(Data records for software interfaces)
※ ※ ※

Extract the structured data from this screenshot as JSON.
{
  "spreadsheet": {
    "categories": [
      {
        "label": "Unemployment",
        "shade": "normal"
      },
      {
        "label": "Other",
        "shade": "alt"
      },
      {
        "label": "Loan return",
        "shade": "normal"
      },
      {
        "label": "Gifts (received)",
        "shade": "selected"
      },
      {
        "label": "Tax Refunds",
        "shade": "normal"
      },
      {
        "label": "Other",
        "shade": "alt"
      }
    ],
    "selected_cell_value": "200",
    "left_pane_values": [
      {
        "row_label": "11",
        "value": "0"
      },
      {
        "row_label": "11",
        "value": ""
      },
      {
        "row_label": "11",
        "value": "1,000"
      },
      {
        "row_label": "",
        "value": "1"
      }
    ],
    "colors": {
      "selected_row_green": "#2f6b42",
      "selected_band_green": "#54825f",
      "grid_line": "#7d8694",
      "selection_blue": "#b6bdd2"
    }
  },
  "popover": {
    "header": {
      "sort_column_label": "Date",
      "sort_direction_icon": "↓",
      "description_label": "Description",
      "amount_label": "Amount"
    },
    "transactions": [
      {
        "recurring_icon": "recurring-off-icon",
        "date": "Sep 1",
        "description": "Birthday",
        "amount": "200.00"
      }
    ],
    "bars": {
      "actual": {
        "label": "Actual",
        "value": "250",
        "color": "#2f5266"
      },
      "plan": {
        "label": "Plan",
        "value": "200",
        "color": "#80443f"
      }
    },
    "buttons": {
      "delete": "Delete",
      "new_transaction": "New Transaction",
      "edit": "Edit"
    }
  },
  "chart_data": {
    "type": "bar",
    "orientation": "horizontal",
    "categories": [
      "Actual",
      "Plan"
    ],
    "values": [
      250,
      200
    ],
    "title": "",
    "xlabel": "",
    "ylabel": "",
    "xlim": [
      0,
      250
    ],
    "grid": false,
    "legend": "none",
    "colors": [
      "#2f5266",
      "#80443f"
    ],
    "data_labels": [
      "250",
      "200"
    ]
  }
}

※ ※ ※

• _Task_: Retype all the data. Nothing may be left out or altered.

• _Problem solution_:
Extract the structured data from this screenshot as JSON.
{
  "spreadsheet": {
    "categories": [
      {
        "label": "Unemployment",
        "shade": "normal"
      },
      {
        "label": "Other",
        "shade": "alt"
      },
      {
        "label": "Loan return",
        "shade": "normal"
      },
      {
        "label": "Gifts (received)",
        "shade": "selected"
      },
      {
        "label": "Tax Refunds",
        "shade": "normal"
      },
      {
        "label": "Other",
        "shade": "alt"
      }
    ],
    "selected_cell_value": "200",
    "left_pane_values": [
      {
        "row_label": "11",
        "value": "0"
      },
      {
        "row_label": "11",
        "value": ""
      },
      {
        "row_label": "11",
        "value": "1,000"
      },
      {
        "row_label": "",
        "value": "1"
      }
    ],
    "colors": {
      "selected_row_green": "#2f6b42",
      "selected_band_green": "#54825f",
      "grid_line": "#7d8694",
      "selection_blue": "#b6bdd2"
    }
  },
  "popover": {
    "header": {
      "sort_column_label": "Date",
      "sort_direction_icon": "↓",
      "description_label": "Description",
      "amount_label": "Amount"
    },
    "transactions": [
      {
        "recurring_icon": "recurring-off-icon",
        "date": "Sep 1",
        "description": "Birthday",
        "amount": "200.00"
      }
    ],
    "bars": {
      "actual": {
        "label": "Actual",
        "value": "250",
        "color": "#2f5266"
      },
      "plan": {
        "label": "Plan",
        "value": "200",
        "color": "#80443f"
      }
    },
    "buttons": {
      "delete": "Delete",
      "new_transaction": "New Transaction",
      "edit": "Edit"
    }
  },
  "chart_data": {
    "type": "bar",
    "orientation": "horizontal",
    "categories": [
      "Actual",
      "Plan"
    ],
    "values": [
      250,
      200
    ],
    "title": "",
    "xlabel": "",
    "ylabel": "",
    "xlim": [
      0,
      250
    ],
    "grid": false,
    "legend": "none",
    "colors": [
      "#2f5266",
      "#80443f"
    ],
    "data_labels": [
      "250",
      "200"
    ]
  }
}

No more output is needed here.